3D Printed Gun, Robots, and the future of food pricing

Recently there’s been a company based here in Austin Texas called Defense Distributed, which has been garnering a lot of attention. This is due to the fact that first, they developed a 3D printed magazine for an AR15. Then the decided to develop 3D printed versions of portions of the gun itself. These parts are being printed in plastic, so it seems unlikely that a plastic gun would work right? Well, the lower receiver for the AR15 can survive shooting 600 rounds. That’s a big deal. The first version was able to shoot one, the second only 7. As of yesterday they released a fully printable handgun. Due to restrictions in the US gun code a gun must have a certain minimum weight of metal to be detectable by metal detectors (125g). I think that this will have major ramifications – I’m not even talking about gun rights, or gun ownership or gun whatever. I’ll discuss those in a later post. Below is a video of the “Liberator” in action.

How is this a big deal in other ways than just Gun rights? Well, several months ago a book came out called “Race Against the Machine” which argues that we need to figure out how to work with robots and computers in an effective way to maximize the returns for both workers and for the owners of the computer/robots. One of these robots they discuss is a $25k robot called Baxter. This robot is extremely easy to program and control. It offers a lot of the capabilities that a low skill employee could offer and more than many expensive robots. In fact we’re seeing this in re-shoring efforts from companies like Tesla and Apple. They won’t be bringing back the old school manufacturing jobs. There will only be technician jobs related to fixing broken equipment, which will be significantly fewer jobs. Even if Baxter only lasts 3 years, it more than paid for itself in being able to operate for 24/7 for 25k in total rather than paying four people more than that each year.

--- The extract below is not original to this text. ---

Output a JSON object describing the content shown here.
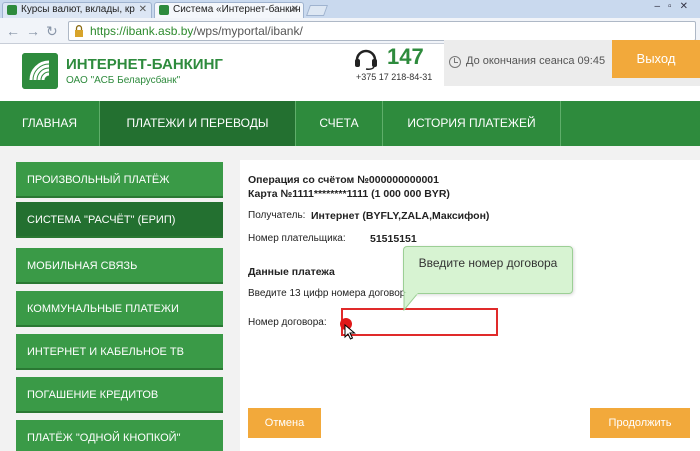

Add in the capability for people to download  designs for guns and many other things from Thingiverse which can be printed from home and how cheap it is to send designs to companies like Shapeways – where you can print in metal, these changes are going to radically change our current manufacturing infrastructure and distribution system. We aren’t prepared for this and it’s going to reduce the number of low end jobs in existence.

Which brings me to the next point. Food prices are high. When people can’t feed themselves there are riots and revolts. We’ve seen this twice already in the past 5 years and we’re poised for more violence by August of this year. According to a study published two years ago food prices are near the threshold level of the Arab Spring. If these prices are still as high as predicted then we could see some serious issues in the next few years unless we radically begin rethinking our economic models.

We’ll be seeing massive disruption and opportunities in the manufacturing space. This will likely have massive ramifications on our supply chain, which has huge numbers of employees. The ability to print your own cheap plastic products could impact toy sales and the retail industry.

Is this bound to happen, no, certainly not. However, 3D Printers are now available for sale at Staples for $1,300 prebuilt, they’ve come pretty close to mainstream. The next step are going to be more advanced printers that are able to print faster, cool faster, print more complex designs with less structure, and eventually we might be able to print metal products on a printer that costs $1300. A lot of people won’t want to do this, but there will be enough where it could have a serious impact on the economy.

What do you think? Am I overreacting?